37) Invisible Kingdoms: Jewish Tales of Angels, Spirits and Demons was selected as the sole finalist for the National Jewish Book Award for 2002-2003 in the category of Children's Literature. The award ceremony took place on December 11, 2003 in New York City. The citation reads: "With his vivid retelling of magical tales of angels, spirits and demons, Howard Schwartz captivates young and old alike in Invisible Kingdoms. . . . Based primary on oral traditions from around the world, these stories remind us of the power of good people in the world." 
38) Invisible Kingdoms: Jewish Tales of Angels, Spirits and Demons received an Aesop Accolade for 2003 from the Children's Folklore Section of the American Folklore Society. The citation reads: "The Committee recognized Schwartz's beautifully told stories that introduce children to many esoteric Jewish beliefs and rituals set in a variety of European and Middle Eastern settings. . . . Invisible Kingdoms advances the responsible use of and sensitivity to folk materials that the Aesop Prize was established to encourage." 
39) Invisible Kingdoms: Jewish Tales of Angels, Spirits and Demons was named a 2002 Notable Children's Book of Jewish Content by the Association of Jewish Libraries 
40) Tree of Souls: The Mythology of Judaism was selected as one of the Best Books of 2004 by The St. Louis Post-Dispatch. The citation reads: "This reference book of Jewish mythology is accessible to nonspecialists as well as scholars, Jews and non-Jews.
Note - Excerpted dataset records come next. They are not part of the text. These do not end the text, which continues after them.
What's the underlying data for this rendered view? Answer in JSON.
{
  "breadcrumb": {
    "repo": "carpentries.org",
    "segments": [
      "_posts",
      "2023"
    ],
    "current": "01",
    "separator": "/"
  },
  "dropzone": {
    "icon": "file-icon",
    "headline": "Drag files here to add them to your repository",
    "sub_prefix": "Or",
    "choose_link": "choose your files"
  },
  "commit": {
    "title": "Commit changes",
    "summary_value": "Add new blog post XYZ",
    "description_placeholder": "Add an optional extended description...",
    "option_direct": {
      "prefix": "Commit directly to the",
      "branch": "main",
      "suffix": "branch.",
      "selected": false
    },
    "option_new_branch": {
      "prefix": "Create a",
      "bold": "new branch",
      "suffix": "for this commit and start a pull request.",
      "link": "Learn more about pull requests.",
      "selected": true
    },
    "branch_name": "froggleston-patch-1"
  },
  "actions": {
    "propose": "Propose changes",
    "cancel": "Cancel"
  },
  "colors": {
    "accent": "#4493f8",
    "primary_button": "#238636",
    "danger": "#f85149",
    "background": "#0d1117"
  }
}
It is the result of more than 12 years of research by Howard Schwartz, a folklorist and English professor at the University of Missouri at St. Louis." 
41) Tree of Souls: The Mythology of Judaism was nominated for the first Moment Magazine Book Award, 2005 in the category of Non-Fiction. 
42) Before You Were Born was named a Top 10 Religion Book for Youth by Booklist, October 1, 2005. The citation reads: "Schwartz reshapes a rabbinic legend about the angel Laila leading babies to earth and telling them 'all the secrets of the world.' Ethereal mixed-media illustrations illuminate the spirituality of the telling." 
43) Before You Were Born was selected by The Forward as one of the Ten Best Children's Books of 2005 on December 30, 2005. 
44) Before You Were Born was Named a 2006 Notable Children's Book by the Association of Jewish Libraries.
45) Before You Were Born was the first selection of the PJ Library (www.pjlibrary.org), which sends Jewish-content books and music on a monthly basis to families with children through age five. This books is sent to every child as the introductory book.
46) Tree of Souls: The Mythology of Judaism received the 2005 National Jewish Book Award in the category of Reference. The award was presented at a ceremony at the Center for Jewish History in New York City on April 26, 2006. The citation reads: "Every now and then a work of reference comes along that can be utilized and welcomed by the widest categories of readers. Howard Schwartz's Tree of Souls: The Mythology of Judaism is precisely such a book. It belongs on the reference shelf of every public or college library, in synagogue libraries as well, and finally in the home of every individual seeking to build a library of essential Jewish books. Schwartz has covered an enormous amount of ground, drawing upon biblical, Midrashic, Talmudic, kabbalistic, and Hasidic texts as well as oral lore, to put together this comprehensive and extremely readable collection. Part of what makes the work so impressive is his detailed identification of sources, as well as the way in which he cross-references the almost 700 myths that the book contains. The book is also marvelously indexed, first by biblical verses and then by subject matter; includes an excellent glossary; and contains a superb bibliography for those wishing to do further research." 
47) Before You Were Born won the Koret International Jewish Book Award in the Children's Literature category. The award will be presented on November 15, 2006 in San Francisco.